** RECORD EXCERPTS follows **
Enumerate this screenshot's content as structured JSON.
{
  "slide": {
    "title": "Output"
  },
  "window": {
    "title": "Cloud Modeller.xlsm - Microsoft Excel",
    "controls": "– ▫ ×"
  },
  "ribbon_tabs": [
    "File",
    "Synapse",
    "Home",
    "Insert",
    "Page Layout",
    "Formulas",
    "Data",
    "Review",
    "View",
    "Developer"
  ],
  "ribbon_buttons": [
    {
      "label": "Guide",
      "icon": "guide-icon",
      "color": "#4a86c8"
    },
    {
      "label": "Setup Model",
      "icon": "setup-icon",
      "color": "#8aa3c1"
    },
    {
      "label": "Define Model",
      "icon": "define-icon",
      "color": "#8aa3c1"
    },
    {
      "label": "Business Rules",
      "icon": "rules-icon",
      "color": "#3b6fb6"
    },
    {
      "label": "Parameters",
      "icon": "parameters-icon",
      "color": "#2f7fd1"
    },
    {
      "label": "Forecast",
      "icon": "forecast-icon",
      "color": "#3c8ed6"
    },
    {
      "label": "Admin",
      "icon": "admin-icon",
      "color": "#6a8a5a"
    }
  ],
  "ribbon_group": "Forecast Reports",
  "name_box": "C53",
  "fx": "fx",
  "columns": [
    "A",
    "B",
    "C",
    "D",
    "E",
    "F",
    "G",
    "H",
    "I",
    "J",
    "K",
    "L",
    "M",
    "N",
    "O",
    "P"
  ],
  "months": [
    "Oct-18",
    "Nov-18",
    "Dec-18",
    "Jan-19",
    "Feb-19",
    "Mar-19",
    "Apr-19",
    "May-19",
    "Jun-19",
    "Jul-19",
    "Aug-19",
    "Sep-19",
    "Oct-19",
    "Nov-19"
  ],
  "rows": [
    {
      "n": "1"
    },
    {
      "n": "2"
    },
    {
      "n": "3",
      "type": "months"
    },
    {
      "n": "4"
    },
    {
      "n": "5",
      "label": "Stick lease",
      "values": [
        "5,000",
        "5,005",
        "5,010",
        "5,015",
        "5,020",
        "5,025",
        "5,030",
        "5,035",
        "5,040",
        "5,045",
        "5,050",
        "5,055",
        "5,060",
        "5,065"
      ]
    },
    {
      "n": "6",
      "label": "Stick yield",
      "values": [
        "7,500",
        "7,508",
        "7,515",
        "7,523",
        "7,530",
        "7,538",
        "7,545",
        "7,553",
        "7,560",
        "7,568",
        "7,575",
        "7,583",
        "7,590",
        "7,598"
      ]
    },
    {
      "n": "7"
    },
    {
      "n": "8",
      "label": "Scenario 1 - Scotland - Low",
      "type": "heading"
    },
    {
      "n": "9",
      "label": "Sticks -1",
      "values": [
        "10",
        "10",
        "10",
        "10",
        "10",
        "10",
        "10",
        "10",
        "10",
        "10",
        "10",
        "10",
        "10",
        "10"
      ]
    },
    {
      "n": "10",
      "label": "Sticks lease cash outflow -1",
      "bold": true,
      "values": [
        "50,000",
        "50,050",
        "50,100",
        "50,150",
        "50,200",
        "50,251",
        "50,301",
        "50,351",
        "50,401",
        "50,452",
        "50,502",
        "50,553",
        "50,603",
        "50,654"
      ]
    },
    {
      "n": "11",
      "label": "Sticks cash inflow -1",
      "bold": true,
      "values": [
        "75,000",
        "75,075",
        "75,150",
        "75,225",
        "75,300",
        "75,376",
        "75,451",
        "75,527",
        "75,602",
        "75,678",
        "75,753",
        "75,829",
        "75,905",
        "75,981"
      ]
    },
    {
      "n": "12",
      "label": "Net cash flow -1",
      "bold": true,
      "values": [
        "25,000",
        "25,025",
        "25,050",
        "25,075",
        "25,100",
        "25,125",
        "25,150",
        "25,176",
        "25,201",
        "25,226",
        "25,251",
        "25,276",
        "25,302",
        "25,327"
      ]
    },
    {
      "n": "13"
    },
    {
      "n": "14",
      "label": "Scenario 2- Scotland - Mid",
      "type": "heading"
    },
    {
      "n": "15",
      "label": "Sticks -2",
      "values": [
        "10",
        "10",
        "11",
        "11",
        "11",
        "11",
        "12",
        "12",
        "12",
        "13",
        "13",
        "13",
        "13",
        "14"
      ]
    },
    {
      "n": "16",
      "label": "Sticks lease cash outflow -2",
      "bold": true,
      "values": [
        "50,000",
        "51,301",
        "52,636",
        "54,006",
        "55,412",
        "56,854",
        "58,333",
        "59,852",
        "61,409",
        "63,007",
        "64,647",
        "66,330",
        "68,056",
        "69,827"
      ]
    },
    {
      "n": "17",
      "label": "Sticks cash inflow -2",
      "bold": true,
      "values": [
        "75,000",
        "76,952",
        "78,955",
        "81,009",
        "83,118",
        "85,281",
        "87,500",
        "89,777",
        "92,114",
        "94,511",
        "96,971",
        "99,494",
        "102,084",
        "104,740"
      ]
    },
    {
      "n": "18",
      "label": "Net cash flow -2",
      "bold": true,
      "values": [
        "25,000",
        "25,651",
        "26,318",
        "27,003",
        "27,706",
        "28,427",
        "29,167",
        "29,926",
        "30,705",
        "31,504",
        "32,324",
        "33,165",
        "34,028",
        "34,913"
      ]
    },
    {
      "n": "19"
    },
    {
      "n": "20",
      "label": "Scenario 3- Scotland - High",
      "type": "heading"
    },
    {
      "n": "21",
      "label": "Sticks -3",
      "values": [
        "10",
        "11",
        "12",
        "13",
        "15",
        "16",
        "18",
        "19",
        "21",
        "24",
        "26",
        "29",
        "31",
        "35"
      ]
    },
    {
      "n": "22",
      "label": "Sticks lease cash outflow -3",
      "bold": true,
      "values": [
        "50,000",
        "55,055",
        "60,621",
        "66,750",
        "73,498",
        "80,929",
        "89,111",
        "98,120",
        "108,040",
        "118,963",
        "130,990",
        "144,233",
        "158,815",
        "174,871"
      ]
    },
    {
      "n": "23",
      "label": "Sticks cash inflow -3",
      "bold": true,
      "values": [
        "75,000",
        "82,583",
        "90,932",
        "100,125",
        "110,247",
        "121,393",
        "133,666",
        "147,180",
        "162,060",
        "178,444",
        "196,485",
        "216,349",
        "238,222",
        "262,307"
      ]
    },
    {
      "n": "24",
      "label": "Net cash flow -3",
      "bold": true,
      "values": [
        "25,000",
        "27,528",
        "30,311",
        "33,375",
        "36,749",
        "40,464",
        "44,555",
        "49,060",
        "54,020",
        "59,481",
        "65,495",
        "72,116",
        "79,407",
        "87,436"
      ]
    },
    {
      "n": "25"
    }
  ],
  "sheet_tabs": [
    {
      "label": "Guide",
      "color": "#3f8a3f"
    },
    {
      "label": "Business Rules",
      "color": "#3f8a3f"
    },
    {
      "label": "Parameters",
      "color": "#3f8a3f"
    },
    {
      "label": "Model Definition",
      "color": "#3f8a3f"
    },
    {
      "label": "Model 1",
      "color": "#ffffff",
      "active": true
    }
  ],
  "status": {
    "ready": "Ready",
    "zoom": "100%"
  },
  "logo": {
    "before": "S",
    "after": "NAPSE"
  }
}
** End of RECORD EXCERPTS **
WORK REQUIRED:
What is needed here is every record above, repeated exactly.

TASK ANSWER:
Enumerate this screenshot's content as structured JSON.
{
  "slide": {
    "title": "Output"
  },
  "window": {
    "title": "Cloud Modeller.xlsm - Microsoft Excel",
    "controls": "– ▫ ×"
  },
  "ribbon_tabs": [
    "File",
    "Synapse",
    "Home",
    "Insert",
    "Page Layout",
    "Formulas",
    "Data",
    "Review",
    "View",
    "Developer"
  ],
  "ribbon_buttons": [
    {
      "label": "Guide",
      "icon": "guide-icon",
      "color": "#4a86c8"
    },
    {
      "label": "Setup Model",
      "icon": "setup-icon",
      "color": "#8aa3c1"
    },
    {
      "label": "Define Model",
      "icon": "define-icon",
      "color": "#8aa3c1"
    },
    {
      "label": "Business Rules",
      "icon": "rules-icon",
      "color": "#3b6fb6"
    },
    {
      "label": "Parameters",
      "icon": "parameters-icon",
      "color": "#2f7fd1"
    },
    {
      "label": "Forecast",
      "icon": "forecast-icon",
      "color": "#3c8ed6"
    },
    {
      "label": "Admin",
      "icon": "admin-icon",
      "color": "#6a8a5a"
    }
  ],
  "ribbon_group": "Forecast Reports",
  "name_box": "C53",
  "fx": "fx",
  "columns": [
    "A",
    "B",
    "C",
    "D",
    "E",
    "F",
    "G",
    "H",
    "I",
    "J",
    "K",
    "L",
    "M",
    "N",
    "O",
    "P"
  ],
  "months": [
    "Oct-18",
    "Nov-18",
    "Dec-18",
    "Jan-19",
    "Feb-19",
    "Mar-19",
    "Apr-19",
    "May-19",
    "Jun-19",
    "Jul-19",
    "Aug-19",
    "Sep-19",
    "Oct-19",
    "Nov-19"
  ],
  "rows": [
    {
      "n": "1"
    },
    {
      "n": "2"
    },
    {
      "n": "3",
      "type": "months"
    },
    {
      "n": "4"
    },
    {
      "n": "5",
      "label": "Stick lease",
      "values": [
        "5,000",
        "5,005",
        "5,010",
        "5,015",
        "5,020",
        "5,025",
        "5,030",
        "5,035",
        "5,040",
        "5,045",
        "5,050",
        "5,055",
        "5,060",
        "5,065"
      ]
    },
    {
      "n": "6",
      "label": "Stick yield",
      "values": [
        "7,500",
        "7,508",
        "7,515",
        "7,523",
        "7,530",
        "7,538",
        "7,545",
        "7,553",
        "7,560",
        "7,568",
        "7,575",
        "7,583",
        "7,590",
        "7,598"
      ]
    },
    {
      "n": "7"
    },
    {
      "n": "8",
      "label": "Scenario 1 - Scotland - Low",
      "type": "heading"
    },
    {
      "n": "9",
      "label": "Sticks -1",
      "values": [
        "10",
        "10",
        "10",
        "10",
        "10",
        "10",
        "10",
        "10",
        "10",
        "10",
        "10",
        "10",
        "10",
        "10"
      ]
    },
    {
      "n": "10",
      "label": "Sticks lease cash outflow -1",
      "bold": true,
      "values": [
        "50,000",
        "50,050",
        "50,100",
        "50,150",
        "50,200",
        "50,251",
        "50,301",
        "50,351",
        "50,401",
        "50,452",
        "50,502",
        "50,553",
        "50,603",
        "50,654"
      ]
    },
    {
      "n": "11",
      "label": "Sticks cash inflow -1",
      "bold": true,
      "values": [
        "75,000",
        "75,075",
        "75,150",
        "75,225",
        "75,300",
        "75,376",
        "75,451",
        "75,527",
        "75,602",
        "75,678",
        "75,753",
        "75,829",
        "75,905",
        "75,981"
      ]
    },
    {
      "n": "12",
      "label": "Net cash flow -1",
      "bold": true,
      "values": [
        "25,000",
        "25,025",
        "25,050",
        "25,075",
        "25,100",
        "25,125",
        "25,150",
        "25,176",
        "25,201",
        "25,226",
        "25,251",
        "25,276",
        "25,302",
        "25,327"
      ]
    },
    {
      "n": "13"
    },
    {
      "n": "14",
      "label": "Scenario 2- Scotland - Mid",
      "type": "heading"
    },
    {
      "n": "15",
      "label": "Sticks -2",
      "values": [
        "10",
        "10",
        "11",
        "11",
        "11",
        "11",
        "12",
        "12",
        "12",
        "13",
        "13",
        "13",
        "13",
        "14"
      ]
    },
    {
      "n": "16",
      "label": "Sticks lease cash outflow -2",
      "bold": true,
      "values": [
        "50,000",
        "51,301",
        "52,636",
        "54,006",
        "55,412",
        "56,854",
        "58,333",
        "59,852",
        "61,409",
        "63,007",
        "64,647",
        "66,330",
        "68,056",
        "69,827"
      ]
    },
    {
      "n": "17",
      "label": "Sticks cash inflow -2",
      "bold": true,
      "values": [
        "75,000",
        "76,952",
        "78,955",
        "81,009",
        "83,118",
        "85,281",
        "87,500",
        "89,777",
        "92,114",
        "94,511",
        "96,971",
        "99,494",
        "102,084",
        "104,740"
      ]
    },
    {
      "n": "18",
      "label": "Net cash flow -2",
      "bold": true,
      "values": [
        "25,000",
        "25,651",
        "26,318",
        "27,003",
        "27,706",
        "28,427",
        "29,167",
        "29,926",
        "30,705",
        "31,504",
        "32,324",
        "33,165",
        "34,028",
        "34,913"
      ]
    },
    {
      "n": "19"
    },
    {
      "n": "20",
      "label": "Scenario 3- Scotland - High",
      "type": "heading"
    },
    {
      "n": "21",
      "label": "Sticks -3",
      "values": [
        "10",
        "11",
        "12",
        "13",
        "15",
        "16",
        "18",
        "19",
        "21",
        "24",
        "26",
        "29",
        "31",
        "35"
      ]
    },
    {
      "n": "22",
      "label": "Sticks lease cash outflow -3",
      "bold": true,
      "values": [
        "50,000",
        "55,055",
        "60,621",
        "66,750",
        "73,498",
        "80,929",
        "89,111",
        "98,120",
        "108,040",
        "118,963",
        "130,990",
        "144,233",
        "158,815",
        "174,871"
      ]
    },
    {
      "n": "23",
      "label": "Sticks cash inflow -3",
      "bold": true,
      "values": [
        "75,000",
        "82,583",
        "90,932",
        "100,125",
        "110,247",
        "121,393",
        "133,666",
        "147,180",
        "162,060",
        "178,444",
        "196,485",
        "216,349",
        "238,222",
        "262,307"
      ]
    },
    {
      "n": "24",
      "label": "Net cash flow -3",
      "bold": true,
      "values": [
        "25,000",
        "27,528",
        "30,311",
        "33,375",
        "36,749",
        "40,464",
        "44,555",
        "49,060",
        "54,020",
        "59,481",
        "65,495",
        "72,116",
        "79,407",
        "87,436"
      ]
    },
    {
      "n": "25"
    }
  ],
  "sheet_tabs": [
    {
      "label": "Guide",
      "color": "#3f8a3f"
    },
    {
      "label": "Business Rules",
      "color": "#3f8a3f"
    },
    {
      "label": "Parameters",
      "color": "#3f8a3f"
    },
    {
      "label": "Model Definition",
      "color": "#3f8a3f"
    },
    {
      "label": "Model 1",
      "color": "#ffffff",
      "active": true
    }
  ],
  "status": {
    "ready": "Ready",
    "zoom": "100%"
  },
  "logo": {
    "before": "S",
    "after": "NAPSE"
  }
}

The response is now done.